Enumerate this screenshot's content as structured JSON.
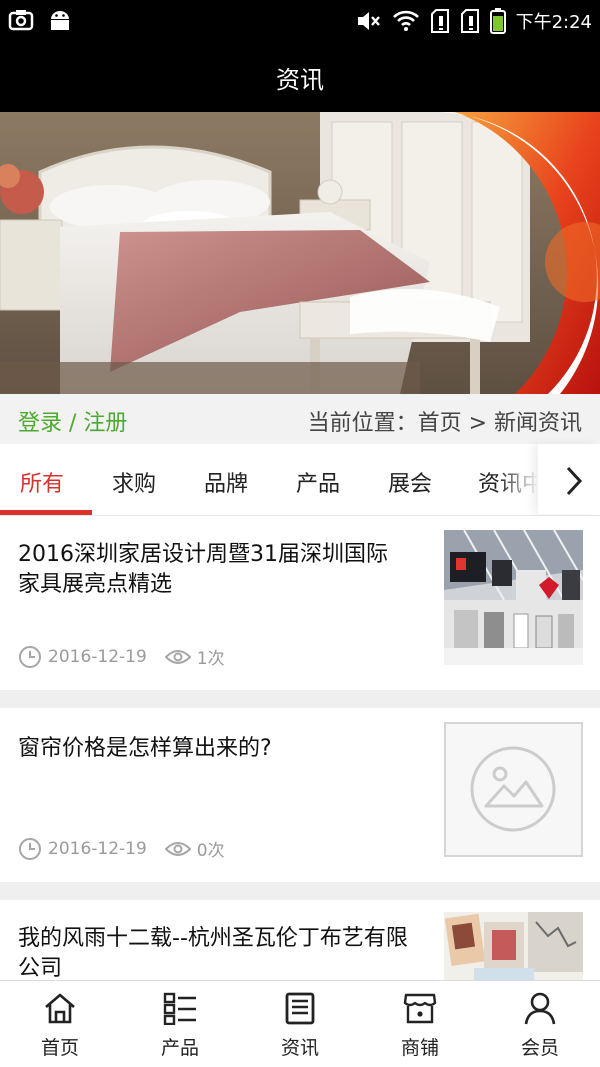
{
  "status_bar": {
    "time": "下午2:24",
    "icons": [
      "screenshot-icon",
      "android-icon",
      "mute-icon",
      "wifi-icon",
      "sim1-icon",
      "sim2-icon",
      "battery-icon"
    ]
  },
  "header": {
    "title": "资讯"
  },
  "login": {
    "label": "登录 / 注册"
  },
  "breadcrumb": {
    "text": "当前位置：首页 > 新闻资讯"
  },
  "tabs": [
    {
      "label": "所有",
      "active": true
    },
    {
      "label": "求购",
      "active": false
    },
    {
      "label": "品牌",
      "active": false
    },
    {
      "label": "产品",
      "active": false
    },
    {
      "label": "展会",
      "active": false
    },
    {
      "label": "资讯中",
      "active": false
    }
  ],
  "news": [
    {
      "title": "2016深圳家居设计周暨31届深圳国际家具展亮点精选",
      "date": "2016-12-19",
      "views": "1次",
      "thumb": "expo-photo"
    },
    {
      "title": "窗帘价格是怎样算出来的?",
      "date": "2016-12-19",
      "views": "0次",
      "thumb": "placeholder-image"
    },
    {
      "title": "我的风雨十二载--杭州圣瓦伦丁布艺有限公司",
      "date": "",
      "views": "",
      "thumb": "fabric-photo"
    }
  ],
  "bottom_nav": [
    {
      "label": "首页",
      "icon": "home-icon"
    },
    {
      "label": "产品",
      "icon": "list-icon"
    },
    {
      "label": "资讯",
      "icon": "news-icon"
    },
    {
      "label": "商铺",
      "icon": "shop-icon"
    },
    {
      "label": "会员",
      "icon": "user-icon"
    }
  ],
  "colors": {
    "accent": "#d8322f",
    "login_green": "#4caa2e",
    "status_bar": "#000000"
  }
}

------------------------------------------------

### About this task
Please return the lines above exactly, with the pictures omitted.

### Finished task
Enumerate this screenshot's content as structured JSON.
{
  "status_bar": {
    "time": "下午2:24",
    "icons": [
      "screenshot-icon",
      "android-icon",
      "mute-icon",
      "wifi-icon",
      "sim1-icon",
      "sim2-icon",
      "battery-icon"
    ]
  },
  "header": {
    "title": "资讯"
  },
  "login": {
    "label": "登录 / 注册"
  },
  "breadcrumb": {
    "text": "当前位置：首页 > 新闻资讯"
  },
  "tabs": [
    {
      "label": "所有",
      "active": true
    },
    {
      "label": "求购",
      "active": false
    },
    {
      "label": "品牌",
      "active": false
    },
    {
      "label": "产品",
      "active": false
    },
    {
      "label": "展会",
      "active": false
    },
    {
      "label": "资讯中",
      "active": false
    }
  ],
  "news": [
    {
      "title": "2016深圳家居设计周暨31届深圳国际家具展亮点精选",
      "date": "2016-12-19",
      "views": "1次",
      "thumb": "expo-photo"
    },
    {
      "title": "窗帘价格是怎样算出来的?",
      "date": "2016-12-19",
      "views": "0次",
      "thumb": "placeholder-image"
    },
    {
      "title": "我的风雨十二载--杭州圣瓦伦丁布艺有限公司",
      "date": "",
      "views": "",
      "thumb": "fabric-photo"
    }
  ],
  "bottom_nav": [
    {
      "label": "首页",
      "icon": "home-icon"
    },
    {
      "label": "产品",
      "icon": "list-icon"
    },
    {
      "label": "资讯",
      "icon": "news-icon"
    },
    {
      "label": "商铺",
      "icon": "shop-icon"
    },
    {
      "label": "会员",
      "icon": "user-icon"
    }
  ],
  "colors": {
    "accent": "#d8322f",
    "login_green": "#4caa2e",
    "status_bar": "#000000"
  }
}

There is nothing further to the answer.